CUNY Alert logoA powerful, fast-moving, mid-summer electrical storm drenched transformers in an underground vault by the main gate at Queensborough Community College last month, destroying them in a 4 foot-high flood of water.

All power was lost to the Administration, Library, Science and Humanities Buildings prompting officials to close the college for a day.

But thanks to CUNY Alert, most students and staff were saved the trouble of a needless trip to campus because they got the news that evening. When repairs were made and power restored, they were notified via CUNY Alert the night before the college re-opened.

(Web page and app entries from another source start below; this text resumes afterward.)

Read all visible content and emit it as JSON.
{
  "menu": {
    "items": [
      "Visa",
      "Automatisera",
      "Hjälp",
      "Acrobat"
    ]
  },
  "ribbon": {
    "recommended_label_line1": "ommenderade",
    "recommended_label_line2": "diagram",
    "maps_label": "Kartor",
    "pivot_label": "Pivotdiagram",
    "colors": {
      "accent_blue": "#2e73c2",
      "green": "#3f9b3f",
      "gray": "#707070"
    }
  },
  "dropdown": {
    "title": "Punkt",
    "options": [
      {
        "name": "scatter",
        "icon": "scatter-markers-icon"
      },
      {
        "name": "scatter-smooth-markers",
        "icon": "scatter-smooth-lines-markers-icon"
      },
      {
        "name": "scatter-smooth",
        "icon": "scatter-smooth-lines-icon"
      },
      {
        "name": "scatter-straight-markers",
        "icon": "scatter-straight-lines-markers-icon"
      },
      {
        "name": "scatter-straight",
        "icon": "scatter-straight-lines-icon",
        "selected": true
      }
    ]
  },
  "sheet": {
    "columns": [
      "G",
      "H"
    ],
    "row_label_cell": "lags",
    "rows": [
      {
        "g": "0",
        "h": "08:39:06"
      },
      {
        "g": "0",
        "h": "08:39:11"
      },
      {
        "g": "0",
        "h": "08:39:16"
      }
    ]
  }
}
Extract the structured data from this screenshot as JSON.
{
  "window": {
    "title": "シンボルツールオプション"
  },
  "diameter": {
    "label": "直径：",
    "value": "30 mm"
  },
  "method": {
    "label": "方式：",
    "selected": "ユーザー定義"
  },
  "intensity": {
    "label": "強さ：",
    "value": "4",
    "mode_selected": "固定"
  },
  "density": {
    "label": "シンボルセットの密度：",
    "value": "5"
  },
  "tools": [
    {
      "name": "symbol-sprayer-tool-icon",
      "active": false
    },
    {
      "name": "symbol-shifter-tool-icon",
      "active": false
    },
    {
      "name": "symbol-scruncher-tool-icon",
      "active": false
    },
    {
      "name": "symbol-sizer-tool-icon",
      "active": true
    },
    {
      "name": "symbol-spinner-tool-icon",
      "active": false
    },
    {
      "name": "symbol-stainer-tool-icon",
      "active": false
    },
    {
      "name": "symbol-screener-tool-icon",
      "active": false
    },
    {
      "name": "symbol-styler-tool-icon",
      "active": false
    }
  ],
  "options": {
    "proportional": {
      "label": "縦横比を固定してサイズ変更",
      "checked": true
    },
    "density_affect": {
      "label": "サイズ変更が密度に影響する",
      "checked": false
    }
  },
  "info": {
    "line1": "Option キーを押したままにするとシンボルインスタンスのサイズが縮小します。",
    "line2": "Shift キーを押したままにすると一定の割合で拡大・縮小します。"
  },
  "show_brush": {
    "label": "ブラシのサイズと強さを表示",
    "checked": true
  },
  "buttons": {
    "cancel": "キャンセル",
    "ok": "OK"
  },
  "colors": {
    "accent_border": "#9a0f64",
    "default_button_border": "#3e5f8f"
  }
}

CUNY Alert was launched last spring, a reaction in part to school shootings across the country when universities realized they needed a way to quickly notify students and teachers about danger on campus. In a very short time CUNY Alert, perhaps the country's most comprehensive collegiate emergency notification system, is also becoming an important tool for communicating weather-related closings, public safety issues and other emergencies.

Each college decides when to message its community with real-time information about campus-specific events. Occasionally, some alerts will be issued university-wide. Enrolled students, including continuing education students, faculty staff and other members of the campus community are eligible to sign up.

Messages are transmitted by cell phones, e-mail and land-line telephone. Cell phones can receive text messages and voice messages. Participants can also receive multiple contacts for the same message.

But in order to take advantage of the system, students and staff have to sign up for it. So far, more than 70,000 are participating, and more students and faculty are signing up this fall.

"If you have not already done so, register for CUNY Alert," advised Vice President Diane Call in a message to QCC faculty and staff. "Its value and effectiveness in communicating information to the College community during an emergency was demonstrated during this time."

To sign up, visit www.cuny.edu/alert. Registrants are asked to provide at least one email address. For text message alerts, a cell phone number and a provider to receive text message alerts may be listed. To receive voice alerts, a phone number — either a cell phone or land line — may be listed.